__Problem to work on__
Restate the data below word for word, omitting pictures.
======== Supplied entries
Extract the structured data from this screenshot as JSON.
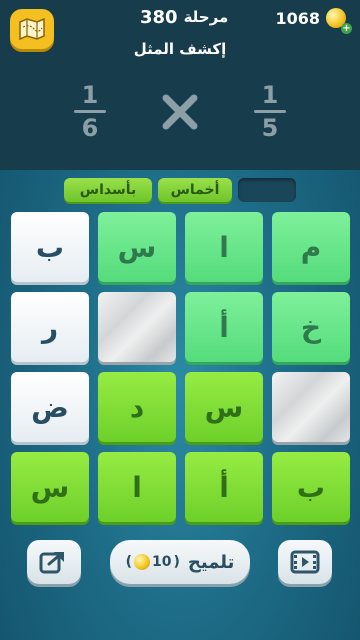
{
  "header": {
    "coins": "1068",
    "level_label": "مرحلة",
    "level_number": "380",
    "title": "إكشف المثل"
  },
  "puzzle": {
    "right_fraction": {
      "numerator": "1",
      "denominator": "5"
    },
    "left_fraction": {
      "numerator": "1",
      "denominator": "6"
    },
    "operator_icon": "multiply-icon"
  },
  "found_words": [
    {
      "text": "أخماس"
    },
    {
      "text": "بأسداس"
    }
  ],
  "board": {
    "rows": [
      [
        {
          "letter": "م",
          "style": "mint"
        },
        {
          "letter": "ا",
          "style": "mint"
        },
        {
          "letter": "س",
          "style": "mint"
        },
        {
          "letter": "ب",
          "style": "white"
        }
      ],
      [
        {
          "letter": "خ",
          "style": "mint"
        },
        {
          "letter": "أ",
          "style": "mint"
        },
        {
          "letter": "",
          "style": "stone"
        },
        {
          "letter": "ر",
          "style": "white"
        }
      ],
      [
        {
          "letter": "",
          "style": "stone"
        },
        {
          "letter": "س",
          "style": "lime"
        },
        {
          "letter": "د",
          "style": "lime"
        },
        {
          "letter": "ض",
          "style": "white"
        }
      ],
      [
        {
          "letter": "ب",
          "style": "lime"
        },
        {
          "letter": "أ",
          "style": "lime"
        },
        {
          "letter": "ا",
          "style": "lime"
        },
        {
          "letter": "س",
          "style": "lime"
        }
      ]
    ]
  },
  "footer": {
    "hint_label": "تلميح",
    "hint_cost": "10",
    "video_icon": "film-icon",
    "share_icon": "share-icon"
  },
  "colors": {
    "accent_gold": "#f4bf21",
    "tile_mint": "#55dc7c",
    "tile_lime": "#6ed02a"
  }
}
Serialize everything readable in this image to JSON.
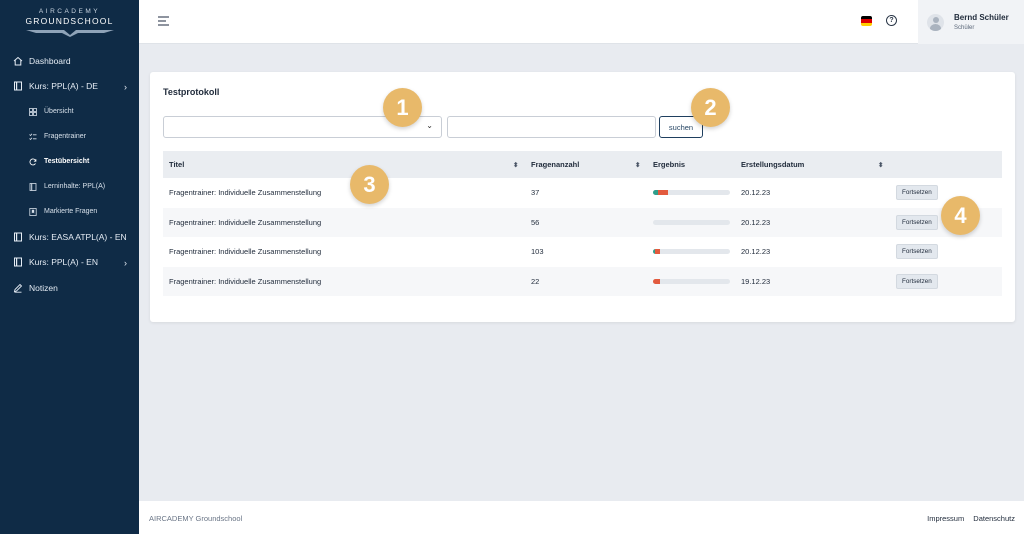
{
  "brand": {
    "line1": "AIRCADEMY",
    "line2": "GROUNDSCHOOL"
  },
  "sidebar": {
    "items": [
      {
        "label": "Dashboard",
        "icon": "home-icon"
      },
      {
        "label": "Kurs: PPL(A) - DE",
        "icon": "book-icon",
        "chevron": "›"
      },
      {
        "label": "Übersicht",
        "icon": "grid-icon"
      },
      {
        "label": "Fragentrainer",
        "icon": "list-check-icon"
      },
      {
        "label": "Testübersicht",
        "icon": "refresh-icon",
        "active": true
      },
      {
        "label": "Lerninhalte: PPL(A)",
        "icon": "book-icon"
      },
      {
        "label": "Markierte Fragen",
        "icon": "bookmark-icon"
      },
      {
        "label": "Kurs: EASA ATPL(A) - EN",
        "icon": "book-icon",
        "chevron": "›"
      },
      {
        "label": "Kurs: PPL(A) - EN",
        "icon": "book-icon",
        "chevron": "›"
      },
      {
        "label": "Notizen",
        "icon": "pencil-icon"
      }
    ]
  },
  "header": {
    "user_name": "Bernd Schüler",
    "user_role": "Schüler",
    "help_symbol": "?",
    "flag_colors": [
      "#000000",
      "#dd0000",
      "#ffce00"
    ]
  },
  "card": {
    "title": "Testprotokoll",
    "select_value": "",
    "search_value": "",
    "search_button": "suchen",
    "columns": {
      "title": "Titel",
      "count": "Fragenanzahl",
      "result": "Ergebnis",
      "date": "Erstellungsdatum"
    },
    "sort_symbol": "⬍",
    "rows": [
      {
        "title": "Fragentrainer: Individuelle Zusammenstellung",
        "count": "37",
        "date": "20.12.23",
        "action": "Fortsetzen",
        "correct": 0.07,
        "wrong": 0.12
      },
      {
        "title": "Fragentrainer: Individuelle Zusammenstellung",
        "count": "56",
        "date": "20.12.23",
        "action": "Fortsetzen",
        "correct": 0.0,
        "wrong": 0.0
      },
      {
        "title": "Fragentrainer: Individuelle Zusammenstellung",
        "count": "103",
        "date": "20.12.23",
        "action": "Fortsetzen",
        "correct": 0.02,
        "wrong": 0.07
      },
      {
        "title": "Fragentrainer: Individuelle Zusammenstellung",
        "count": "22",
        "date": "19.12.23",
        "action": "Fortsetzen",
        "correct": 0.0,
        "wrong": 0.09
      }
    ],
    "colors": {
      "correct": "#2f9e8b",
      "wrong": "#e25a3e"
    }
  },
  "markers": [
    "1",
    "2",
    "3",
    "4"
  ],
  "footer": {
    "brand": "AIRCADEMY Groundschool",
    "links": [
      "Impressum",
      "Datenschutz"
    ]
  }
}
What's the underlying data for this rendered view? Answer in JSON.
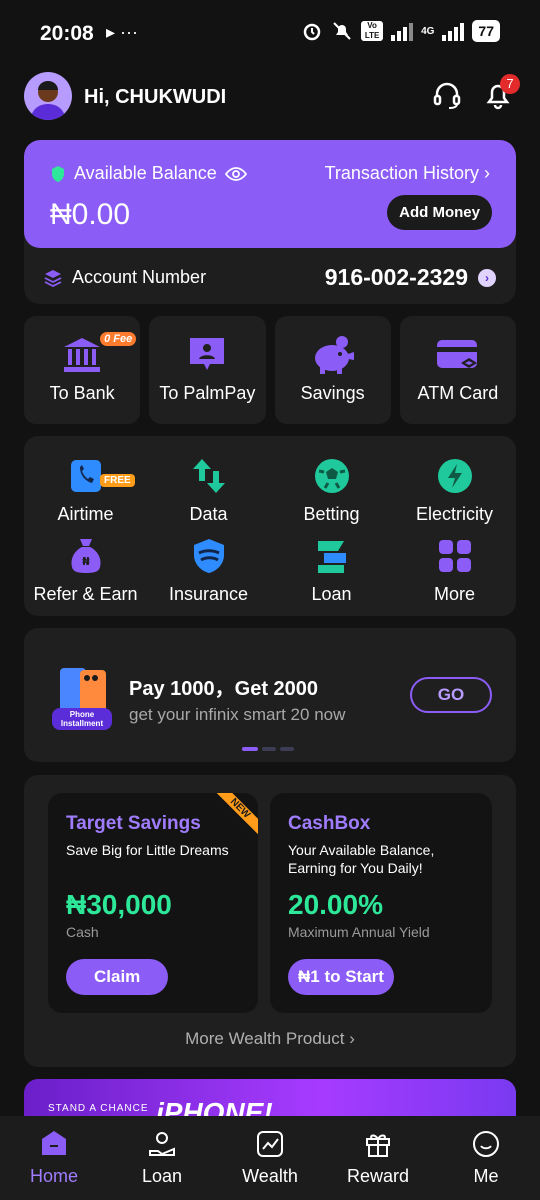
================
__Your solution__
Extract the structured data from this screenshot as JSON.
{
  "header": {
    "coins": "1068",
    "level_label": "مرحلة",
    "level_number": "380",
    "title": "إكشف المثل"
  },
  "puzzle": {
    "right_fraction": {
      "numerator": "1",
      "denominator": "5"
    },
    "left_fraction": {
      "numerator": "1",
      "denominator": "6"
    },
    "operator_icon": "multiply-icon"
  },
  "found_words": [
    {
      "text": "أخماس"
    },
    {
      "text": "بأسداس"
    }
  ],
  "board": {
    "rows": [
      [
        {
          "letter": "م",
          "style": "mint"
        },
        {
          "letter": "ا",
          "style": "mint"
        },
        {
          "letter": "س",
          "style": "mint"
        },
        {
          "letter": "ب",
          "style": "white"
        }
      ],
      [
        {
          "letter": "خ",
          "style": "mint"
        },
        {
          "letter": "أ",
          "style": "mint"
        },
        {
          "letter": "",
          "style": "stone"
        },
        {
          "letter": "ر",
          "style": "white"
        }
      ],
      [
        {
          "letter": "",
          "style": "stone"
        },
        {
          "letter": "س",
          "style": "lime"
        },
        {
          "letter": "د",
          "style": "lime"
        },
        {
          "letter": "ض",
          "style": "white"
        }
      ],
      [
        {
          "letter": "ب",
          "style": "lime"
        },
        {
          "letter": "أ",
          "style": "lime"
        },
        {
          "letter": "ا",
          "style": "lime"
        },
        {
          "letter": "س",
          "style": "lime"
        }
      ]
    ]
  },
  "footer": {
    "hint_label": "تلميح",
    "hint_cost": "10",
    "video_icon": "film-icon",
    "share_icon": "share-icon"
  },
  "colors": {
    "accent_gold": "#f4bf21",
    "tile_mint": "#55dc7c",
    "tile_lime": "#6ed02a"
  }
}
Serialize everything readable in this image to JSON.
{
  "brand": {
    "line1": "AIRCADEMY",
    "line2": "GROUNDSCHOOL"
  },
  "sidebar": {
    "items": [
      {
        "label": "Dashboard",
        "icon": "home-icon"
      },
      {
        "label": "Kurs: PPL(A) - DE",
        "icon": "book-icon",
        "chevron": "›"
      },
      {
        "label": "Übersicht",
        "icon": "grid-icon"
      },
      {
        "label": "Fragentrainer",
        "icon": "list-check-icon"
      },
      {
        "label": "Testübersicht",
        "icon": "refresh-icon",
        "active": true
      },
      {
        "label": "Lerninhalte: PPL(A)",
        "icon": "book-icon"
      },
      {
        "label": "Markierte Fragen",
        "icon": "bookmark-icon"
      },
      {
        "label": "Kurs: EASA ATPL(A) - EN",
        "icon": "book-icon",
        "chevron": "›"
      },
      {
        "label": "Kurs: PPL(A) - EN",
        "icon": "book-icon",
        "chevron": "›"
      },
      {
        "label": "Notizen",
        "icon": "pencil-icon"
      }
    ]
  },
  "header": {
    "user_name": "Bernd Schüler",
    "user_role": "Schüler",
    "help_symbol": "?",
    "flag_colors": [
      "#000000",
      "#dd0000",
      "#ffce00"
    ]
  },
  "card": {
    "title": "Testprotokoll",
    "select_value": "",
    "search_value": "",
    "search_button": "suchen",
    "columns": {
      "title": "Titel",
      "count": "Fragenanzahl",
      "result": "Ergebnis",
      "date": "Erstellungsdatum"
    },
    "sort_symbol": "⬍",
    "rows": [
      {
        "title": "Fragentrainer: Individuelle Zusammenstellung",
        "count": "37",
        "date": "20.12.23",
        "action": "Fortsetzen",
        "correct": 0.07,
        "wrong": 0.12
      },
      {
        "title": "Fragentrainer: Individuelle Zusammenstellung",
        "count": "56",
        "date": "20.12.23",
        "action": "Fortsetzen",
        "correct": 0.0,
        "wrong": 0.0
      },
      {
        "title": "Fragentrainer: Individuelle Zusammenstellung",
        "count": "103",
        "date": "20.12.23",
        "action": "Fortsetzen",
        "correct": 0.02,
        "wrong": 0.07
      },
      {
        "title": "Fragentrainer: Individuelle Zusammenstellung",
        "count": "22",
        "date": "19.12.23",
        "action": "Fortsetzen",
        "correct": 0.0,
        "wrong": 0.09
      }
    ],
    "colors": {
      "correct": "#2f9e8b",
      "wrong": "#e25a3e"
    }
  },
  "markers": [
    "1",
    "2",
    "3",
    "4"
  ],
  "footer": {
    "brand": "AIRCADEMY Groundschool",
    "links": [
      "Impressum",
      "Datenschutz"
    ]
  }
}
What's the underlying data for this rendered view? Answer in JSON.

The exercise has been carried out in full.